As I anticipated school starting at the beginning of my junior year, I thought about how I was now at the halfway point of my high school experience. I had spent my freshmen and sophomore years learning how to manage my schedule between school and free time, and now, as an entering junior, I was ready to apply those skills, challenging myself with more labor-intensive AP classes. However, when it came to extra-curricular activities, I realized that most of the things I was involved in were clubs and organizations. One of my biggest time commitments was to cheerleading—a sport which had brought me to some of closest friends and most fond memories’, but, that being said, I knew that cheerleading was a temporary passion—once I left high school, I would be leaving cheerleading too. Therefore, I wanted to find something to get involved in that could be a little more permanent and contribute a little more to my future.
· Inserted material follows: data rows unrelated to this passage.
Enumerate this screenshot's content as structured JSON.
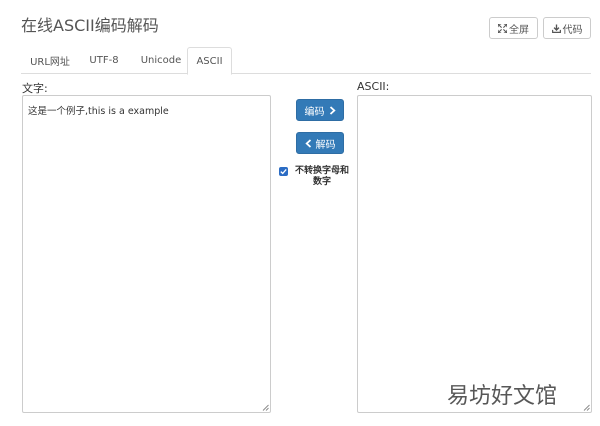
{
  "header": {
    "title": "在线ASCII编码解码",
    "fullscreen_label": "全屏",
    "code_label": "代码"
  },
  "tabs": [
    {
      "label": "URL网址",
      "active": false
    },
    {
      "label": "UTF-8",
      "active": false
    },
    {
      "label": "Unicode",
      "active": false
    },
    {
      "label": "ASCII",
      "active": true
    }
  ],
  "input": {
    "label": "文字:",
    "value": "这是一个例子,this is a example"
  },
  "output": {
    "label": "ASCII:",
    "value": ""
  },
  "actions": {
    "encode_label": "编码",
    "decode_label": "解码"
  },
  "option": {
    "label": "不转换字母和数字",
    "checked": true
  },
  "watermark": {
    "text": "易坊好文馆"
  },
  "colors": {
    "primary_button": "#337ab7",
    "border": "#cccccc",
    "checkbox": "#2b6cc4"
  }
}
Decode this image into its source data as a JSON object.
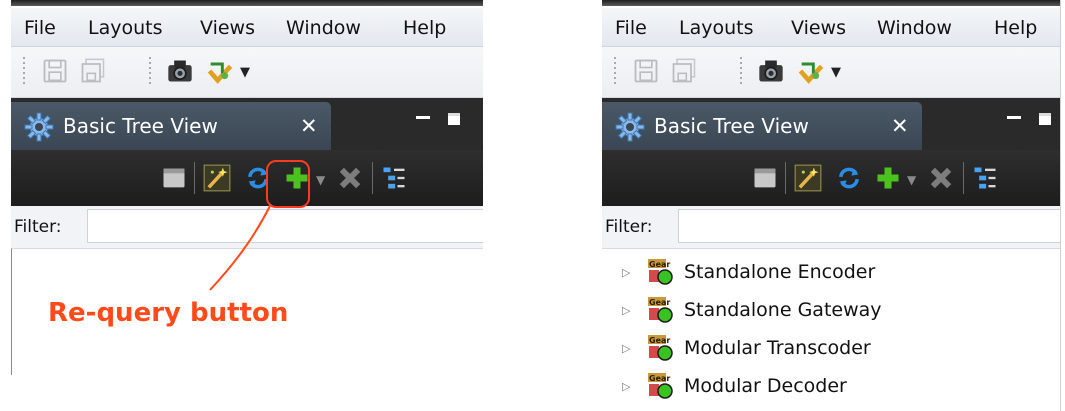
{
  "menu": [
    "File",
    "Layouts",
    "Views",
    "Window",
    "Help"
  ],
  "toolbar": {
    "icons": [
      "save-icon",
      "save-all-icon",
      "camera-icon",
      "layout-icon",
      "dropdown-arrow-icon"
    ]
  },
  "view": {
    "title": "Basic Tree View",
    "close_glyph": "✕",
    "toolbar_icons": [
      "panel-icon",
      "wand-icon",
      "refresh-icon",
      "add-icon",
      "dropdown-icon",
      "delete-icon",
      "tree-layout-icon"
    ]
  },
  "filter": {
    "label": "Filter:",
    "value": "",
    "placeholder": ""
  },
  "tree_items": [
    {
      "label": "Standalone Encoder",
      "icon": "gear-status-icon"
    },
    {
      "label": "Standalone Gateway",
      "icon": "gear-status-icon"
    },
    {
      "label": "Modular Transcoder",
      "icon": "gear-status-icon"
    },
    {
      "label": "Modular Decoder",
      "icon": "gear-status-icon"
    }
  ],
  "annotation": {
    "text": "Re-query button",
    "color": "#ff4a1a"
  },
  "colors": {
    "view_header": "#2a2a2a",
    "view_tab": "#4b5968",
    "accent_blue": "#2a8ee6",
    "add_green": "#4cc21e",
    "callout": "#ff3b1f"
  }
}
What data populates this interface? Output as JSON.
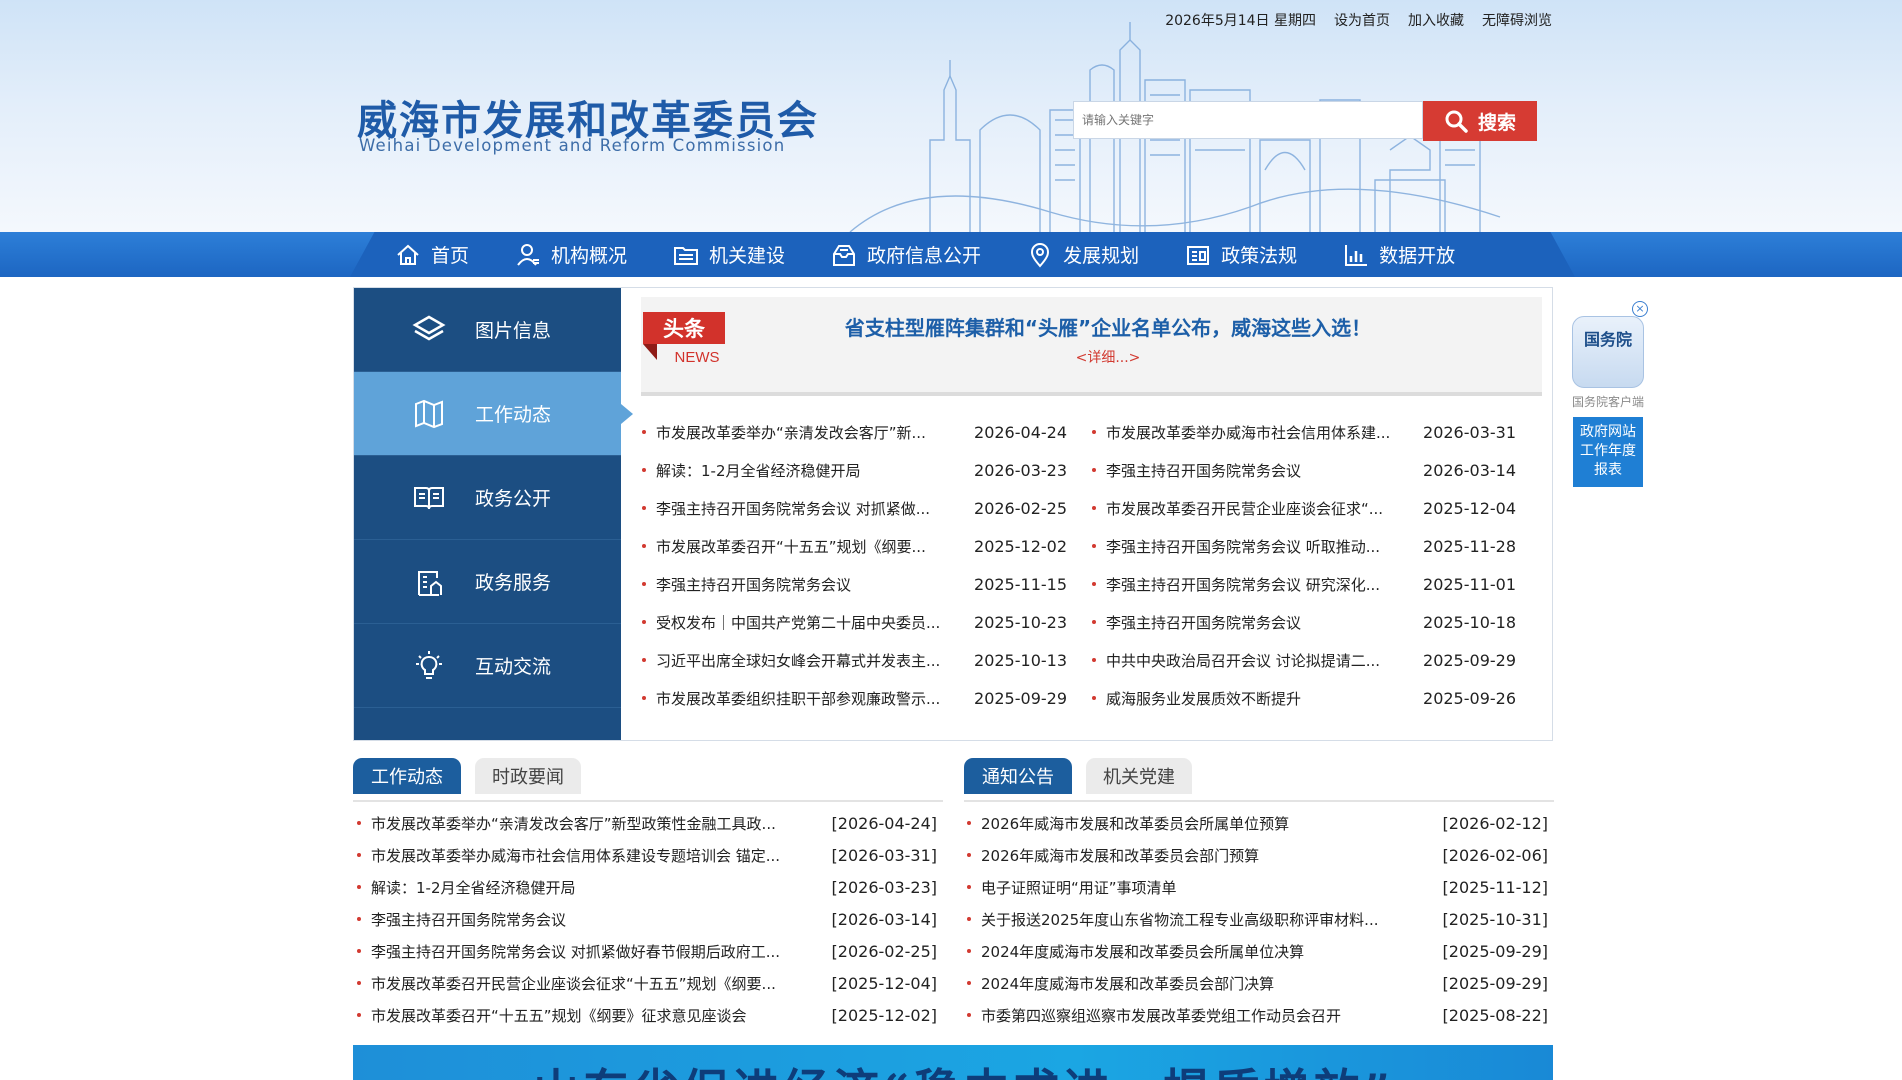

In expressing these concerns to one of my teachers, she suggested to me that I look to get involved in the fashion industry, in which she knew I held serious interest, and informed me that there was a designer worked a few blocks away from the school. Wasting no time, I searched the address of the studio and decided to spend that day’s free period harnessing what would be my new dream internship. I walked straight up to the stairs, knocked on the door, asked if internships were offered, and if so, how I could get one. I was greeted by the both popular and famous Morelia Cuevas, daughter of the legendary designer Manuel, who told me that although interns usually were required to be at least 21, I should set up an interview and try my luck anyway. Two weeks later, I became both the newest and youngest intern at Manuel Couture American Designs.
Though at the time I began I didn’t know much about clothing-construction or Manuel himself, I quickly learned. Immediately, I was thrust into the operation, and spent my first day putting thousands of rhinestones on a shirt for country-music singer Marty Stuart and listening to Manuel tell stories about memories of his good friend “John”. By the end of the first month of my internship, I had answered not a single telephone nor gone to get a single cup of coffee—I had, however, learned how to apply rhinestones, weave leather, sew a hem by-hand, and create typical western-wear arrow embroideries. I also learned that the infamous “John” I had now heard so many stories about was in fact both Manuel’s dear friend and the Man-in-Black himself, Johnny Cash.
Now, as a senior, I’ve spent nearly a year and a half interning with Manuel. Of all the knowledge I’ve gained about both production of clothing as well as the business of fashion in general, I feel that the most valuable knowledge I’ve gained is what I’ve learned about myself. I’ve realized that no one else can achieve my goals for me, and that if I want something for myself it is up to me alone to seek it out and attain it…and, of course, put a few rhinestones on it.